Staying on the Right Side of the Law in a Digital World
With greater numbers of companies than ever before conducting business online, it’s never been more important to be aware of the rules and regulations governing global e-commerce.
Below Ed Wright, Partner in the commercial team at Shakespeare Martineau, explains that understanding consumer protection and GDPR, as well as how contracts and agreements should be structured, is vital to e-commerce success.
Before anything else, companies must establish how their business model fits inside various regulatory frameworks. For business to business organisations, there is a regulatory regime that they must comply with, but they often have the ability to contract around these regulations, as long as data is processed securely. On the other hand, business to consumer organisations are not only required to follow e-commerce regulations, but they must also comply with a whole layer of compulsory consumer protection legislation.
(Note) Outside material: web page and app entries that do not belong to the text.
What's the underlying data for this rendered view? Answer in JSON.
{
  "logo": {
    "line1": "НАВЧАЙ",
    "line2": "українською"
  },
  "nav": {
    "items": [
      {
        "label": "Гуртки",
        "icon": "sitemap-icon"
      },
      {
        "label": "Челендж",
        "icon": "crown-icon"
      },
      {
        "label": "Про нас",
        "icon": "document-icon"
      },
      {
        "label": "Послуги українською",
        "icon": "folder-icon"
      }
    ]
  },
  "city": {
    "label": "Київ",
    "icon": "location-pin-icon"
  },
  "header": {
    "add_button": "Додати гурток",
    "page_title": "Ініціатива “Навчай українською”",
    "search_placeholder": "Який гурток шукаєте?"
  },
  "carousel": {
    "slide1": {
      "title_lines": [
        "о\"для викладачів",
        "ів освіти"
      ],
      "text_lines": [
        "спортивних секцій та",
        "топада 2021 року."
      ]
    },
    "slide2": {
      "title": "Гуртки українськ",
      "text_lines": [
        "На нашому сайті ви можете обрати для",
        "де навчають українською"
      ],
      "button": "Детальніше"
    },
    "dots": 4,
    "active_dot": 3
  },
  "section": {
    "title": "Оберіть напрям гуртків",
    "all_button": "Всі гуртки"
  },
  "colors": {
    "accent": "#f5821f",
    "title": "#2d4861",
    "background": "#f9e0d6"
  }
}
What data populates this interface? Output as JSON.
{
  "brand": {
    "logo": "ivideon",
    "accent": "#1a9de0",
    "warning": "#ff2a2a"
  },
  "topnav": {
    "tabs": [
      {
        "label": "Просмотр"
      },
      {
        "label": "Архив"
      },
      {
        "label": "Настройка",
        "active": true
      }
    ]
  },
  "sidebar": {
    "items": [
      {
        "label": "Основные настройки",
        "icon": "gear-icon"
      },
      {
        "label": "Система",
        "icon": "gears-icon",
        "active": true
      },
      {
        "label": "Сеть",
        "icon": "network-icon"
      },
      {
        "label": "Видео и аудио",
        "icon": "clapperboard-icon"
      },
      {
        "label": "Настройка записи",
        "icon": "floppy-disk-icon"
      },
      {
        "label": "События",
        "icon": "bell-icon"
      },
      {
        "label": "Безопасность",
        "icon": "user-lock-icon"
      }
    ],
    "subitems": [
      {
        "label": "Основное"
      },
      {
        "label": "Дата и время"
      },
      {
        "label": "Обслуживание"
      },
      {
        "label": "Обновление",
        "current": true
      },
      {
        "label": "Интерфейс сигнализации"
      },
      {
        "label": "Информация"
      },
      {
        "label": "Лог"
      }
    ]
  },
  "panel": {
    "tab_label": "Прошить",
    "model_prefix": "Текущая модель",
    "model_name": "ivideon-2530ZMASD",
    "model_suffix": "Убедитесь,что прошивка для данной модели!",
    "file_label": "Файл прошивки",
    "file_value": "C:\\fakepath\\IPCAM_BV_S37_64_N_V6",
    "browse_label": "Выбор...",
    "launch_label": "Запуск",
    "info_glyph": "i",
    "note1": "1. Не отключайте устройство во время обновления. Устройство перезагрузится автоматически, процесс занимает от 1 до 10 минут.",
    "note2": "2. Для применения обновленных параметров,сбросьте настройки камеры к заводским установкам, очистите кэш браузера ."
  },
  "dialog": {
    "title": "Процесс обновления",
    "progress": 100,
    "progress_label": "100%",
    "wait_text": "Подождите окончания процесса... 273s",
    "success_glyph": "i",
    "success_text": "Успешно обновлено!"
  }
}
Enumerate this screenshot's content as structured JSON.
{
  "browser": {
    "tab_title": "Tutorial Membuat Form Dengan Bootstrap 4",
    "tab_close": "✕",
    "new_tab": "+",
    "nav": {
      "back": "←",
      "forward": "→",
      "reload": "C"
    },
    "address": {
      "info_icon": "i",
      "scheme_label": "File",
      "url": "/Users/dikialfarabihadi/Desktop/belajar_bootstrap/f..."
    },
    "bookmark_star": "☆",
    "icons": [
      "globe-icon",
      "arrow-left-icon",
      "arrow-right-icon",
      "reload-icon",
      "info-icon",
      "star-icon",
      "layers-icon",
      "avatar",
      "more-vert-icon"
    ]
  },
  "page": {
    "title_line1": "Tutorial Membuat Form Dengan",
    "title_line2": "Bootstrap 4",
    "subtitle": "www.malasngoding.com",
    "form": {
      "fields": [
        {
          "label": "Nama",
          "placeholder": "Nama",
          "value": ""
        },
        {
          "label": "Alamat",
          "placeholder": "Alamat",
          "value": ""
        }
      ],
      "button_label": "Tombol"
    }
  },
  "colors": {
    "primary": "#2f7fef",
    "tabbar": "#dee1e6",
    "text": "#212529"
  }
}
Therefore, the measures that should be taken and what visibility is needed depends heavily on the type of the business and its target customer.
E-commerce has given rise to a host of complexities that were not present “offline”. In order to ensure their protection, consumers must not be placed in a position where they are disadvantaged or unfairly treated. This has led to an increase in the level of consent that is required – specific, informed, unambiguous and given by affirming action – due to its now wide-spread collection and usage, and a resulting reliance for the purposes of contract performance, regulatory compliance or a business’ legitimate interests.
Transparency is key, and consumers must be provided with all the information they need about the business with whom they are dealing, the products or services they are buying, contract processes, how any personal data collected will be stored or shared, and their statutory rights as a consumer or data subject. If a business fails to provide this critical information, consumers may be able to treat the contract with the vendor as void. As well as this, because personal data is so easy to obtain from online sales, businesses must only take essential information and inform consumers of how it will be used, including if it is going to be seen by third parties. If third parties are going to be handling the data, they should be instructed on the correct way to do so, ensuring their actions are in line with the company policy.
Cancellation rights must also be supplied to the consumer for online sales, as trapping them into a sale would break consumer protection regulations. Businesses cannot avoid the cancellation process, so keeping consumers ill-informed only extends the procedure, causing unnecessary issues for both the company and those that have purchased goods from them.
An all-pervading issue in e-commerce, GDPR is another form of consumer protection, which aims to stop the sharing or other use of a person’s data without their consent, as well as stopping businesses from being able to rely on other lawful grounds. All businesses should have their own data protection standards, which cover how employees are expected to deal with any personal data they obtain.
Every business, and employee acting on its behalf, must follow GDPR regulations throughout the process of a sale, meaning security measures need to be in place if data is to be shared outside the country where data protection laws may differ.
Common GDPR pitfalls can often arise from a lack of awareness and compliance by processors engaging in some form of data processing for data controllers.
Common GDPR pitfalls can often arise from a lack of awareness and compliance by processors engaging in some form of data processing for data controllers. However, if processes are regularly assessed, and altered if they are not secure enough, GDPR does not have to be a headache. Businesses are now held specifically accountable for being able to evidence their GDPR compliance and keeping good records of all personal data held, the processing of such data and lawful grounds for doing so, and any process alterations is an ideal way to do this.
Accountability is also no longer purely attached to data controllers. Those who process the data can now be held accountable too and have their own requirements which they must follow. Businesses need to ensure all of their employees carefully consider their role in the protection of personal data to avoid being fined.
The consequences of data breaches are not to be taken lightly. Originally, the maximum fine for a breach was 500,000 euros, however, many businesses were still abusing personal data by sending out mass marketing emails. To tackle this issue, the fines were increased. For relatively minor, procedural non-compliance breaches, businesses may be fined up to 10,000,000 euros or two percent of annual worldwide turnover, depending on scale and severity of consequence. For more severe breaches, including abusive or unscrupulous use of personal data or non-observance of data subject rights, businesses may face fines of up to 20,000,000 euros or four percent of annual worldwide turnover, again depending on scale and severity of consequence.
With those figures in mind, it is clear that companies must be extremely careful that they comply with e-commerce regulations. As long as they make sure that the information they supply is easy to understand and covers every step of the sales process, there should be no issues. E-commerce requires complete certainty on both sides, with transparency being at its heart.